## Task requirements
Scan the material that follows. Copy every line containing the word "microsoft".

## Raw data
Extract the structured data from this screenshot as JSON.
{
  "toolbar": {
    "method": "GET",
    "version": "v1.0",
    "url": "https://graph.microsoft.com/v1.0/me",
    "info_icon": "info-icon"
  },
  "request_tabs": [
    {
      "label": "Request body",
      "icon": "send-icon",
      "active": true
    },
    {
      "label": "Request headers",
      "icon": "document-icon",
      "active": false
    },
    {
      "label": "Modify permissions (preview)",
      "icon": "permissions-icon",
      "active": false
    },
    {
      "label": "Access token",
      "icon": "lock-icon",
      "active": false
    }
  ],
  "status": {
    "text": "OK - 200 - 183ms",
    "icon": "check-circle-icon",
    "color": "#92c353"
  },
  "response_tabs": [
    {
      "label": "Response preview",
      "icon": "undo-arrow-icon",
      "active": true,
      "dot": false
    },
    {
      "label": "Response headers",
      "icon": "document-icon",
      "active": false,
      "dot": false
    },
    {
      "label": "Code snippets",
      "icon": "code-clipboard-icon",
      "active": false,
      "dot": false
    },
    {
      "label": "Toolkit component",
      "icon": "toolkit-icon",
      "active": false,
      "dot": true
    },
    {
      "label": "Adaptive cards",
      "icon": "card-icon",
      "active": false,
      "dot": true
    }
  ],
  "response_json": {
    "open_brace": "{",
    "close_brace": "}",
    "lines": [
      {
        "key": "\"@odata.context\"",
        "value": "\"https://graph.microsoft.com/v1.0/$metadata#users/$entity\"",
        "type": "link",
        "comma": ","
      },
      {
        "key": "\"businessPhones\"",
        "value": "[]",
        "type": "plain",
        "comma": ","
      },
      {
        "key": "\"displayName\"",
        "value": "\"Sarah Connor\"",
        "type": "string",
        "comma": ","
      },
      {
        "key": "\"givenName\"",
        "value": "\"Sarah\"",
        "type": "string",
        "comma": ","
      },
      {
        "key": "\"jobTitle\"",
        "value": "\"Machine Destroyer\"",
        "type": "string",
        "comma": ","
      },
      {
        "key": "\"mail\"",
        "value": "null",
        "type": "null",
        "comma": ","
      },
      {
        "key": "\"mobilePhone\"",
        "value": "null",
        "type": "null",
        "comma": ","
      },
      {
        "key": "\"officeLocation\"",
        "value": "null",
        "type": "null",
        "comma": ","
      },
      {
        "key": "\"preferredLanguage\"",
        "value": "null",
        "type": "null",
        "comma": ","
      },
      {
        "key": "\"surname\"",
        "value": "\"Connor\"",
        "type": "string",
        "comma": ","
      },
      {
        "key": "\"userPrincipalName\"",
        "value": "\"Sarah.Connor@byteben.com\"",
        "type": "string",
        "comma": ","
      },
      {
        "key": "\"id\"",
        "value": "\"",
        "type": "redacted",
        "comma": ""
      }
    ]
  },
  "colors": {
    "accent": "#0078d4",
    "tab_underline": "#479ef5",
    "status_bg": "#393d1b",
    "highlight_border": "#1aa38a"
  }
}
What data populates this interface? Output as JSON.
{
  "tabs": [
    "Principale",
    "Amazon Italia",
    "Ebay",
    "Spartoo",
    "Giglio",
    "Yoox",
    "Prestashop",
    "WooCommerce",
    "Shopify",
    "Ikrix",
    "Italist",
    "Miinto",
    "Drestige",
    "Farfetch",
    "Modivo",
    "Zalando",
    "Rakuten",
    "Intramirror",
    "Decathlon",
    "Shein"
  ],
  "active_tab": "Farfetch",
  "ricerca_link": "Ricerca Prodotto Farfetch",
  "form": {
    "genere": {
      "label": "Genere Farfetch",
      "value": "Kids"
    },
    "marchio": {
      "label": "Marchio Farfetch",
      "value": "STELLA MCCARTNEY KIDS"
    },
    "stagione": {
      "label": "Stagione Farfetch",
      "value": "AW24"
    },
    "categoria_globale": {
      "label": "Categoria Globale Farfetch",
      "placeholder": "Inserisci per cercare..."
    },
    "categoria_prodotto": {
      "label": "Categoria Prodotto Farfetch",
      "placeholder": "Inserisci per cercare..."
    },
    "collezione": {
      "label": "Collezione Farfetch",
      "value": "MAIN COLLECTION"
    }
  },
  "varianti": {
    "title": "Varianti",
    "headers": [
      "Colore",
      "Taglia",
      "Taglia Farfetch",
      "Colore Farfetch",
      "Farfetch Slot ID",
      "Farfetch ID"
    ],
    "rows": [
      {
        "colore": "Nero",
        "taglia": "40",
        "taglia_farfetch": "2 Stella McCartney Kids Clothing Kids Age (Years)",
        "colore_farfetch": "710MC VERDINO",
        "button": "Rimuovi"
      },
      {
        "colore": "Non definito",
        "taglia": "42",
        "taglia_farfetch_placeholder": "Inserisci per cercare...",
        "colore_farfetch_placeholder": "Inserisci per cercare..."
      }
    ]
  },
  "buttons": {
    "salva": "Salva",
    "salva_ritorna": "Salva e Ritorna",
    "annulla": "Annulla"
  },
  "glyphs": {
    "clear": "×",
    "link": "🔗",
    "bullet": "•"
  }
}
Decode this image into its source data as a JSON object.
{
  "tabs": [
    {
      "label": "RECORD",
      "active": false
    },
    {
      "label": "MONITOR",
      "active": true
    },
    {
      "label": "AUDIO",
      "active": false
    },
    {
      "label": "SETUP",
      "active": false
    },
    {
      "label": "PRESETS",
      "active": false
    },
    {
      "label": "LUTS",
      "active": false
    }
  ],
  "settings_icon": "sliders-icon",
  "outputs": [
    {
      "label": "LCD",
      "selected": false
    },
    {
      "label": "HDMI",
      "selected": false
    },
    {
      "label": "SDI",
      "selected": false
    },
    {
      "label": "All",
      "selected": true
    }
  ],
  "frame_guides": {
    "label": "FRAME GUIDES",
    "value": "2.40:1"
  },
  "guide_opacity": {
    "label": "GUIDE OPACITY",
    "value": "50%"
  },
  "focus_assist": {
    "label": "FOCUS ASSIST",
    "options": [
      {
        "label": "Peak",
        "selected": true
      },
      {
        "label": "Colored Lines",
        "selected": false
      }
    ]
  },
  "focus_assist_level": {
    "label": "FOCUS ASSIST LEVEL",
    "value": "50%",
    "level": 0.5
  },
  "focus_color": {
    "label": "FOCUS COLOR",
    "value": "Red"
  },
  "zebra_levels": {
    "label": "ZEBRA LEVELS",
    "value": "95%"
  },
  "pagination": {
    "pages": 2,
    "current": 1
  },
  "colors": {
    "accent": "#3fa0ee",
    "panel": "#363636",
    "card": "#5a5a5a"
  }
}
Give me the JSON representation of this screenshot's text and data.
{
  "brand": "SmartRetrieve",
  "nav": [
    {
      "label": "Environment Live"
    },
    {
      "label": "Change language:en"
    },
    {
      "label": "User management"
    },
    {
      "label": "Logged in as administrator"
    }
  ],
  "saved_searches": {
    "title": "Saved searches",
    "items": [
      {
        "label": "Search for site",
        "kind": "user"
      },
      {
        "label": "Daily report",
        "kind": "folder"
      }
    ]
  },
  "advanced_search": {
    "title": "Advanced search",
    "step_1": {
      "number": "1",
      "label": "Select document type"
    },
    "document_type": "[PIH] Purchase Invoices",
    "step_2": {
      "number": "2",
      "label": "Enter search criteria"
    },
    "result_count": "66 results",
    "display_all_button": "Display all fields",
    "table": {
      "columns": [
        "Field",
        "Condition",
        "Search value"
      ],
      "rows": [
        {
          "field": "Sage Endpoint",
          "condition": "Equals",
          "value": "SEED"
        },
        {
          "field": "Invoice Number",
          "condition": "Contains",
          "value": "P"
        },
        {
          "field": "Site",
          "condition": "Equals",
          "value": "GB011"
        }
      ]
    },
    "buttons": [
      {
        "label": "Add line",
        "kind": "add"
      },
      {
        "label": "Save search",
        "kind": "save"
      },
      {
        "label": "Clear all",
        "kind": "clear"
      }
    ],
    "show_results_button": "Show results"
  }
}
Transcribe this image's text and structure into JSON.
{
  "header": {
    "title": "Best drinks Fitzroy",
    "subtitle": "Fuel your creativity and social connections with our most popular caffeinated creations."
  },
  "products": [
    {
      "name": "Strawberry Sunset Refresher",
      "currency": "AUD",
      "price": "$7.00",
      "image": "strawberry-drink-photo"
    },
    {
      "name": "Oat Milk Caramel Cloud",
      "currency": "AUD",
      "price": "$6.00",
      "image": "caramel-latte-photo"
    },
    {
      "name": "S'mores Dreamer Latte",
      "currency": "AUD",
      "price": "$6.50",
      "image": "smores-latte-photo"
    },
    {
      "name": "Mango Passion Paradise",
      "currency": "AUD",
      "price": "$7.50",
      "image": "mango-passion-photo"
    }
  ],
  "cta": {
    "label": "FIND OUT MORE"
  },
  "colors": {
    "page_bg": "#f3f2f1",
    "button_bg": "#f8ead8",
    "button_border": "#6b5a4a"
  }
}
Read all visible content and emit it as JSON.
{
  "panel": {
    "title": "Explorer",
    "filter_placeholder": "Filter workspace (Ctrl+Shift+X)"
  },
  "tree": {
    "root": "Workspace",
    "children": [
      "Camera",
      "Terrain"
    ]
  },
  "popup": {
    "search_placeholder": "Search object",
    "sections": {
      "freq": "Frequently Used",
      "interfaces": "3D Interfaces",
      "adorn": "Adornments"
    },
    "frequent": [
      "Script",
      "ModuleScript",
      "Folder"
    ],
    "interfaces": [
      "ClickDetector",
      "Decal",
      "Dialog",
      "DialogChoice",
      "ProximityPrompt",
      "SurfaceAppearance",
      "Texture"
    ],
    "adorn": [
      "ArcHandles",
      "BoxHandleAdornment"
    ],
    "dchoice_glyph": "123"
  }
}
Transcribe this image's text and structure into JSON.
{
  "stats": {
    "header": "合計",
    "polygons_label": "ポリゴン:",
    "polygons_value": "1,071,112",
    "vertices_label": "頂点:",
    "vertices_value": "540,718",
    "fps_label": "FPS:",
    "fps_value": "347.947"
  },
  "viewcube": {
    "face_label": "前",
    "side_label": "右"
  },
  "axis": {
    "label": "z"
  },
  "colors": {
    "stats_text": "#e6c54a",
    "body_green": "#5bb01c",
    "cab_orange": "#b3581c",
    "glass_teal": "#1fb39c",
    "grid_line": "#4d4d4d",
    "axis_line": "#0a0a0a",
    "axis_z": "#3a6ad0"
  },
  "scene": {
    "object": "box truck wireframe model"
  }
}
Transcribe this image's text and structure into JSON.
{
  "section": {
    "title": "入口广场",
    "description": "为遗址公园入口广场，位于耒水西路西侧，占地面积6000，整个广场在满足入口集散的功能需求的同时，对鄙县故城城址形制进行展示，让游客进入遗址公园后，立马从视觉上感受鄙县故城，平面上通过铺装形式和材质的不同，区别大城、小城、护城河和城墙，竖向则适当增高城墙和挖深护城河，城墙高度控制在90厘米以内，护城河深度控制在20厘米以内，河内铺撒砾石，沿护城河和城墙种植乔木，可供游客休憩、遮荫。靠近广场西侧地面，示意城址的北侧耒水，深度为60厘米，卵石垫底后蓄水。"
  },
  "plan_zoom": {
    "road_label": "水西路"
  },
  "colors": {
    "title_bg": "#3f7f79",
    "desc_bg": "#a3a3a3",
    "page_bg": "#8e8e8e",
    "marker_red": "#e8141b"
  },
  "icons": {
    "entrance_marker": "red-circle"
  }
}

## Problem solution
    "url": "https://graph.microsoft.com/v1.0/me",
        "value": "\"https://graph.microsoft.com/v1.0/$metadata#users/$entity\"",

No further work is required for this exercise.